The Web, as envisaged by its inventors, was founded on the idea of Hyperlink. Derived from the notion of hypertext in literary theory, hyperlink is a relation rather than an object. It is a system of connections that connects distant pieces of text, resulting in a non-linear, open, active, decentralized, and diverse space we called the world wide web.
But in the past few years, and with the rise of closed social networks, as well as mobile apps, the hyperlink and thereby the web are in serious trouble. Most social networks have created a closed, linear, centralized, sequential, passive, and homogenous space where users are encouraged to stay in all the time — a space that is more like television.
The web was imagined as an intellectual project that promoted knowledge, debate, and tolerance; as something I call library-internet.
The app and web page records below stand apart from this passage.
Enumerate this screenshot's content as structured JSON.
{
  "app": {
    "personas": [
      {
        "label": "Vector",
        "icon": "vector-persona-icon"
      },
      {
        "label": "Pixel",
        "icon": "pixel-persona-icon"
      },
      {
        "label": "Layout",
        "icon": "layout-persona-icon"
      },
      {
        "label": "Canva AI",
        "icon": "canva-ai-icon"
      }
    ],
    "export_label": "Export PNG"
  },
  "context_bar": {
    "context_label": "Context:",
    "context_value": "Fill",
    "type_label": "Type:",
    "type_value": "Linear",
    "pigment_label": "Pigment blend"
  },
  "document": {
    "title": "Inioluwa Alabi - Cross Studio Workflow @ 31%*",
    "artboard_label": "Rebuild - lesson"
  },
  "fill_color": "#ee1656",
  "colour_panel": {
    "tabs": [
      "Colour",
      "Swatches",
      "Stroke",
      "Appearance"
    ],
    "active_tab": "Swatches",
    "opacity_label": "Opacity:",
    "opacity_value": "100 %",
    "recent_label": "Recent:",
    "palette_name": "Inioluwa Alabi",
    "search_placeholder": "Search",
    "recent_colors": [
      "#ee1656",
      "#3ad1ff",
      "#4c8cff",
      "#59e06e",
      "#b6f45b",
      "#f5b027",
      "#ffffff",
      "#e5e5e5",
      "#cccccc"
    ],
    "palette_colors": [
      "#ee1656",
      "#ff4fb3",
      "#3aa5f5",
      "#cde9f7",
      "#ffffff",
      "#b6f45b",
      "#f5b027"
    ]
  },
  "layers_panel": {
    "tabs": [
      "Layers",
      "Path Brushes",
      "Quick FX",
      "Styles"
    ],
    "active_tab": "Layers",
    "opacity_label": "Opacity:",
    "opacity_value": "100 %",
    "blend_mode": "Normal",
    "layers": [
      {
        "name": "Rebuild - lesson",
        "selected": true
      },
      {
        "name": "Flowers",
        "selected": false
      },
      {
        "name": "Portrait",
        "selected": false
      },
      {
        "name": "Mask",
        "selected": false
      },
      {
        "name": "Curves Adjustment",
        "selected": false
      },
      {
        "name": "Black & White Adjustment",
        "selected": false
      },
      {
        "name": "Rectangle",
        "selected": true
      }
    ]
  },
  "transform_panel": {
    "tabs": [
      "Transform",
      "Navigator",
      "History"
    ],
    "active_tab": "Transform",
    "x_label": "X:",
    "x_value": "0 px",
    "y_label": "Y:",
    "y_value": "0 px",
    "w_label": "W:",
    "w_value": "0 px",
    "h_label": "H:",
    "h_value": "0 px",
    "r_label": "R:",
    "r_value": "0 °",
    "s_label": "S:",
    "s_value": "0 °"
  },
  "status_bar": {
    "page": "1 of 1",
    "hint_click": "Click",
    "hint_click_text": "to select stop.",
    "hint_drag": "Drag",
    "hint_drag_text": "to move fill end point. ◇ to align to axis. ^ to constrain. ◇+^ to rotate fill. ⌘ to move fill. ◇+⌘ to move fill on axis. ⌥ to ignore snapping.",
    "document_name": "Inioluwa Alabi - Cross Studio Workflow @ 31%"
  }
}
Now it has become more about entertainment and commerce; I call this tv-internet. (This is extensively articulated in ‘The Web We Have to Save‘ published in July 2015 by Matter magazine.)
I will discuss the consequences of such shift for the future of the internet, media, and our societies.